■ **Provided data**:
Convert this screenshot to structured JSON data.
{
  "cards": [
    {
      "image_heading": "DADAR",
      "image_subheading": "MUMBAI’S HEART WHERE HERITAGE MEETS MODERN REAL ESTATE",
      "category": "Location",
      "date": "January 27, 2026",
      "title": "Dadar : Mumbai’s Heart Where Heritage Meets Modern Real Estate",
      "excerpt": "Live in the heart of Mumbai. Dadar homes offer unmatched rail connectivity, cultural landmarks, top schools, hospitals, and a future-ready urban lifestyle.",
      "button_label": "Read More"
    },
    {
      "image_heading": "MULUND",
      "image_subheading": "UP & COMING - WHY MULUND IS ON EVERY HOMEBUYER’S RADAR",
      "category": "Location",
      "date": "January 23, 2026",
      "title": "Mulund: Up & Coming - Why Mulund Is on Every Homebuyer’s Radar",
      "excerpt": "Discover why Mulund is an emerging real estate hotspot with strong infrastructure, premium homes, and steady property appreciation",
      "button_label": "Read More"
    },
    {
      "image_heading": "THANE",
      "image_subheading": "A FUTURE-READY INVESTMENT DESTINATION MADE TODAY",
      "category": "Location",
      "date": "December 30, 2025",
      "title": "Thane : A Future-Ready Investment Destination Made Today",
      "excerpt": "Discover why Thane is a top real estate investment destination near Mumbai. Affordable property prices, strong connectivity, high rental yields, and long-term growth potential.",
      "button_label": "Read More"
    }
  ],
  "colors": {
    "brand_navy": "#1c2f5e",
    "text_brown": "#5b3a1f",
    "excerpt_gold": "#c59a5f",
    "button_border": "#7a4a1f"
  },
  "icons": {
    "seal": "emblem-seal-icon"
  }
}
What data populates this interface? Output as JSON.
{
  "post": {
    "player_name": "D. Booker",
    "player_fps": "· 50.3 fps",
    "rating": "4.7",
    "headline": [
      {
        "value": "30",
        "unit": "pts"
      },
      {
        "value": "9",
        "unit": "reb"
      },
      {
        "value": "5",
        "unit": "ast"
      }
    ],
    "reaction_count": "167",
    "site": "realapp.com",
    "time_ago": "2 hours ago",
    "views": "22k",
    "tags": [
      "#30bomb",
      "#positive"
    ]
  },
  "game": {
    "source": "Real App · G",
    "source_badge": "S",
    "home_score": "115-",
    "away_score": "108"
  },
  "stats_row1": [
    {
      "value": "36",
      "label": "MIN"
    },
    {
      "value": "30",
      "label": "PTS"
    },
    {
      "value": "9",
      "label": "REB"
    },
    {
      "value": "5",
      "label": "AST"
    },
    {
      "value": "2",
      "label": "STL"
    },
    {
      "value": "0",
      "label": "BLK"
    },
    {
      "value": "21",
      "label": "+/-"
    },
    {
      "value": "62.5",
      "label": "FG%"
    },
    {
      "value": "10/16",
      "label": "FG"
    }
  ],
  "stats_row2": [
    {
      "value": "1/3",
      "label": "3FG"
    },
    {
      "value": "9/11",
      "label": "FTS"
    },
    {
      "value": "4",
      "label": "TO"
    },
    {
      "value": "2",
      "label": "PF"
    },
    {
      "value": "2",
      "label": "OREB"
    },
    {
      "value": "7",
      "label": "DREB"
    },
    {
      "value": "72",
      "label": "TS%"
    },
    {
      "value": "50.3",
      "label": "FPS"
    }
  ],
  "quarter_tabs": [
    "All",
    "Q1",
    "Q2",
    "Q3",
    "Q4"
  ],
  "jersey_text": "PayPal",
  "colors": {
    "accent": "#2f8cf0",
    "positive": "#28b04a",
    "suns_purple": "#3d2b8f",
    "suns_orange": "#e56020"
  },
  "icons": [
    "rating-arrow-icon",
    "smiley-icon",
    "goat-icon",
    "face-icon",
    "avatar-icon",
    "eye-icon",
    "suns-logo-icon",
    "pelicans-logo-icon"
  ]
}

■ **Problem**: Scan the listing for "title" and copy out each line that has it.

■ **Answer box**:
      "title": "Dadar : Mumbai’s Heart Where Heritage Meets Modern Real Estate",
      "title": "Mulund: Up & Coming - Why Mulund Is on Every Homebuyer’s Radar",
      "title": "Thane : A Future-Ready Investment Destination Made Today",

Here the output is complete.